Long term, Father Barth hopes to provide eye care and cataract surgery in the settlement and surrounding area, work he had done successfully in South Sudan and in Cambodia, where he first began his ministry as a Maryknoll priest.
At Palabek, Maryknoll has put up two multipurpose buildings that are chapels on Sundays and used for meetings and classes at other times. Father Barth hopes eventually to put up five more multipurpose chapels in the settlement, which is spread out over more than 20 miles. He calls the aluminum and timber structures “a big contribution by Maryknoll,” noting that Masses are regularly said in the open or under trees that provide scant shade in the hot equatorial sun and even less protection in rain.
Obwoya, the settlement’s head catechist, says three-quarters of the Acholi people are Catholic. Before Father Arasu, and then Father Barth, began coming to the settlement to say Mass, Obwoya was holding services, something he did before in South Sudan, where there are few priests. “That was my responsibility as a church leader up to the time we were forced out in April of last year,” he says. “So here I continue to work as a church leader, as a catechist.”
Meeting the spiritual needs and physical needs of the refugees in the settlement, especially the newest arrivals, go hand in hand, the priests say. Father Arasu describes the arriving refugees as “a very sad sight—hungry, dehydrated, dusty and practically they have nothing in their hands.”
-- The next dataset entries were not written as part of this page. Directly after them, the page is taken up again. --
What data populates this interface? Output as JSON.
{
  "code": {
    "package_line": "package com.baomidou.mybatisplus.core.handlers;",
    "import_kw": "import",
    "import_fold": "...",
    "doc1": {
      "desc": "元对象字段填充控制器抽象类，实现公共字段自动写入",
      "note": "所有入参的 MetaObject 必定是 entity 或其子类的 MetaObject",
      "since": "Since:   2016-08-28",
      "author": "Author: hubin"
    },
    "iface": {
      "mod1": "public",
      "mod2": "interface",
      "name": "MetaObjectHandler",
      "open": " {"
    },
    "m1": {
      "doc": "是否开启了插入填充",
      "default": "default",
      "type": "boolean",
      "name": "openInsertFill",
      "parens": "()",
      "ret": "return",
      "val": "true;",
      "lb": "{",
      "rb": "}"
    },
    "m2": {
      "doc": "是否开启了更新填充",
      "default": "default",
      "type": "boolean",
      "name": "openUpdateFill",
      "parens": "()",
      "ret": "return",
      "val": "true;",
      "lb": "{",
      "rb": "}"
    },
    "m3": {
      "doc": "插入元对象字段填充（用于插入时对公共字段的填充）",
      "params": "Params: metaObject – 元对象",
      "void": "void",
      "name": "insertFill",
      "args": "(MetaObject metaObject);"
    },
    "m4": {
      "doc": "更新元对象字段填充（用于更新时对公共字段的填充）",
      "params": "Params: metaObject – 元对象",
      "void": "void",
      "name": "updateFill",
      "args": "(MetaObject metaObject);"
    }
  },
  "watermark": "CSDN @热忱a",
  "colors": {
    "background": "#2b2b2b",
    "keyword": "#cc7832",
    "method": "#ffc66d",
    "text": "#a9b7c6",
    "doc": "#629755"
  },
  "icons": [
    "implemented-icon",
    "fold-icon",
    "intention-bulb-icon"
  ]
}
Refugee Benson Okane explains that when the military attacked, most people ran without stopping to gather any belongings. “When they start shooting people, you just run or you die,” says the 26-year-old father of two small children. “They don’t care if you are a rebel or not.” He says it took two days of walking with children and the elderly, without food or water, to reach the safety of the Ugandan border.
Okane, who fled with his wife, children and parents, stops to talk to a forlorn-looking woman sitting next to a mud-walled tukul, the traditional, cone-shaped thatched hut of East Africa that the refugees are building to replace the white tarps provided by the U.N.
Christine Aparo, 48, who speaks only the Acholi language, tells Okane that she lost her husband earlier in the country’s wars, and was left a widow with four children. She survived by farming. When Pajok was attacked, she and her family ran like all the rest, but her 19-year-old daughter never reached the camp. Aparo now cares for her infant granddaughter and waits, hoping that the child’s mother, her own daughter, will one day appear safe and sound.
“There’s the problem of trauma,” says Father Barth. “Just about all these people have been traumatized most of their lives, not just recently, and there are just very few programs if any to address that. Some people have seen horrific things.”
Like Obwoya, many of the people living at Palabek have been refugees before, most in Uganda, which has hosted displaced people during each of the three wars in what is today South Sudan.
“There are people who were born in some other camp,” says Father Arasu, who is staying temporarily in a tukul on the small plot of settlement land as a guest of Obwoya and his family. “They went back to South Sudan for 10 years; now they are back. There are even people who are here for the third time—the ‘70s, ‘90s and now 2017.”
Meanwhile, Obwoya prays for peace. “We don’t know what God has planned for us,” he says. “It’s difficult to predict exactly when peace will come, but we hope it will be soon.”
Featured Image: Refugees from South Sudan await food distribution at the Palabek settlement in Uganda. (S. Sprague/Uganda)